An April 2019 federal stock assessment adopted by the Pacific Fishery Management Council shows the Pacific sardine population is dramatically overfished. However, sardines were conspicuously absent from the updated list of overfished species recently released by the National Marine Fisheries Service (Fisheries Service), and the federal government has yet to initiate a sardine rebuilding plan, which is required by law to bring the population back to healthy levels in 10 years or less.
“We remain troubled by the government’s persistent denial and obfuscation about the status of the Pacific sardine population,” said Tara Brock, Pacific Counsel for Oceana. “The Fisheries Service is ignoring its own science and the law by failing to declare sardine overfished while simultaneously proposing to allow continued fishing on this important ocean resource.”

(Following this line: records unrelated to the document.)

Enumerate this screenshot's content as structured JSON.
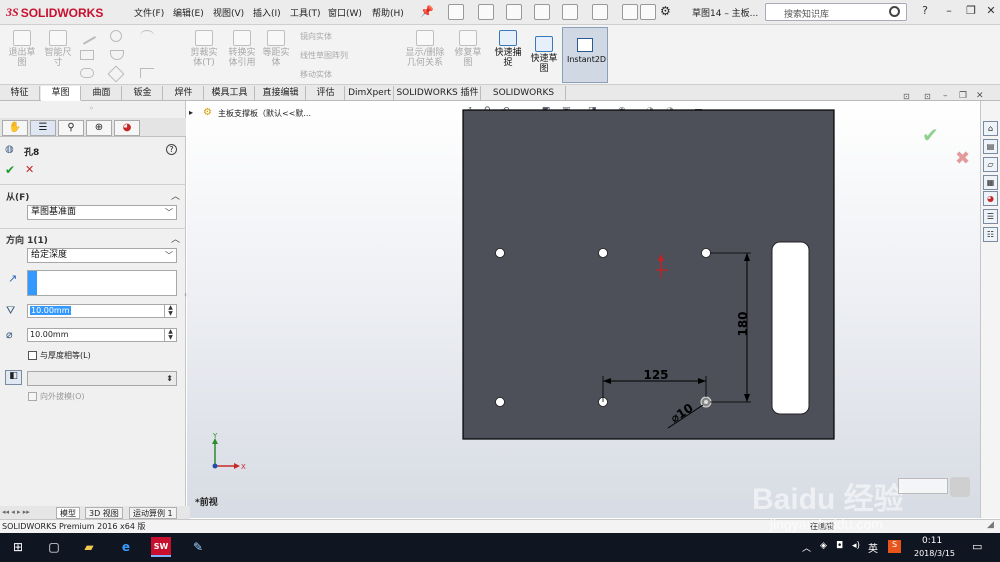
{
  "app": {
    "brand": "SOLIDWORKS",
    "brand_prefix": "3S"
  },
  "menu": [
    "文件(F)",
    "编辑(E)",
    "视图(V)",
    "插入(I)",
    "工具(T)",
    "窗口(W)",
    "帮助(H)"
  ],
  "title": "草图14 – 主板...",
  "search": {
    "placeholder": "搜索知识库"
  },
  "window_controls": [
    "?",
    "–",
    "❐",
    "✕"
  ],
  "ribbon": {
    "tools": [
      {
        "label": "退出草\n图"
      },
      {
        "label": "智能尺\n寸"
      },
      {
        "label": "剪裁实\n体(T)"
      },
      {
        "label": "转换实\n体引用"
      },
      {
        "label": "等距实\n体"
      },
      {
        "label": "显示/删除\n几何关系"
      },
      {
        "label": "修复草\n图"
      },
      {
        "label": "快速捕\n捉"
      },
      {
        "label": "快速草\n图"
      },
      {
        "label": "Instant2D"
      }
    ],
    "small_tools": [
      "镜向实体",
      "线性草图阵列",
      "移动实体"
    ]
  },
  "tabs": [
    "特征",
    "草图",
    "曲面",
    "钣金",
    "焊件",
    "模具工具",
    "直接编辑",
    "评估",
    "DimXpert",
    "SOLIDWORKS 插件",
    "SOLIDWORKS MBD"
  ],
  "feature_tree": {
    "item": "主板支撑板（默认<<默..."
  },
  "property_manager": {
    "title": "孔8",
    "from": {
      "header": "从(F)",
      "value": "草图基准面"
    },
    "direction": {
      "header": "方向 1(1)",
      "end_condition": "给定深度",
      "depth": "10.00mm",
      "diameter": "10.00mm",
      "equal_thickness": "与厚度相等(L)",
      "draft_outward": "向外拔模(O)"
    }
  },
  "drawing": {
    "dim_vertical": "180",
    "dim_horizontal": "125",
    "dim_diameter": "⌀10"
  },
  "view_label": "*前视",
  "triad": {
    "y": "Y",
    "x": "X"
  },
  "bottom_tabs": [
    "模型",
    "3D 视图",
    "运动算例 1"
  ],
  "status": {
    "left": "SOLIDWORKS Premium 2016 x64 版",
    "right": "在编辑"
  },
  "watermark": {
    "line1": "Baidu 经验",
    "line2": "jingyan.baidu.com"
  },
  "taskbar": {
    "time": "0:11",
    "date": "2018/3/15",
    "ime": "英"
  },
  "colors": {
    "plate": "#4d4f59",
    "accent": "#c8102e",
    "selection": "#3399ff"
  }
}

Pacific sardine range from British Columbia, Canada to Baja California, Mexico and are a critically important forage (food) fish for humpback whales, seals, dolphins, large whales and brown pelicans, as well as recreationally and commercially important fish like salmon, halibut, marlin and tuna. Because the United States, Mexico, and Canada all fish the same population of sardines, there is a need for cooperative management among countries; however, there are no scientific or management agreements between the three countries. This is particularly crucial given that the 2019 sardine assessment shows that the shared population has completely collapsed, while combined sardine landings from the U.S. and Mexico have exceeded the legal definition of overfishing for the last two years according to U.S. national fisheries law.
“It’s hard to watch ocean animals starve as a result of the sardine collapse, with real impacts to the marine ecosystem and West Coast fisheries,” said Dr. Geoff Shester, California campaign director and senior scientist for Oceana. “Unfortunately, history tells us that it may take a long time for the sardine population to rebound from a collapse this severe. In the meantime, it is critical we fix this clearly flawed management system to prevent overfishing and ensure an abundant sardine population that supports fisheries and ocean wildlife into the future.”
“’See no evil, hear no evil’ is not a valid approach to fishery management. The Fisheries Service’s own analysis confirmed that the sardine population is too low to sustain more fishing. Denying that science won’t change that fact that the sardine population has collapsed—it will only make the problem worse,” said Andrea Treece, Staff Attorney for Earthjustice.
Recently the Fisheries Service issued proposed regulations that will close the commercial Pacific sardine fishery for the fifth consecutive year. The most recent population assessment shows that the sardine population is projected to be 27,547 metric tons (mt) in July 2019, far below the 150,000 mt necessary for commercial fishing to occur. Despite this assessment, the agency has also proposed new rules to allow a different fishery to target these same sardines to be sold as live bait.
The sardine population is also well below the 50,000 mt threshold under which the Fisheries Service must declare sardines “overfished,” which triggers requirements for a rebuilding plan under federal law. Oceana submitted a letter to Chris Oliver, Assistant Administrator of the Fisheries Service, requesting the government immediately notify the Pacific Fishery Management Council that Pacific sardine are overfished, and to request that the Council develop measures to end overfishing and rebuild the population. Under federal law, the Fisheries Service has two years to implement a rebuilding plan for a stock that has been declared overfished. The letter also urges the government to take appropriate action at the international level to end coastwide overfishing.
For more information about the Pacific sardine collapse and an associated infographic, click here.
Oceana is the largest international advocacy organization dedicated solely to ocean conservation. Oceana is rebuilding abundant and biodiverse oceans by winning science-based policies in countries that control one third of the world’s wild fish catch. With more than 200 victories that stop overfishing, habitat destruction, pollution and killing of threatened species like turtles and sharks, Oceana’s campaigns are delivering results. A restored ocean means that one billion people can enjoy a healthy seafood meal, every day, forever. Together, we can save the oceans and help feed the world. Visit www.usa.oceana.org to learn more.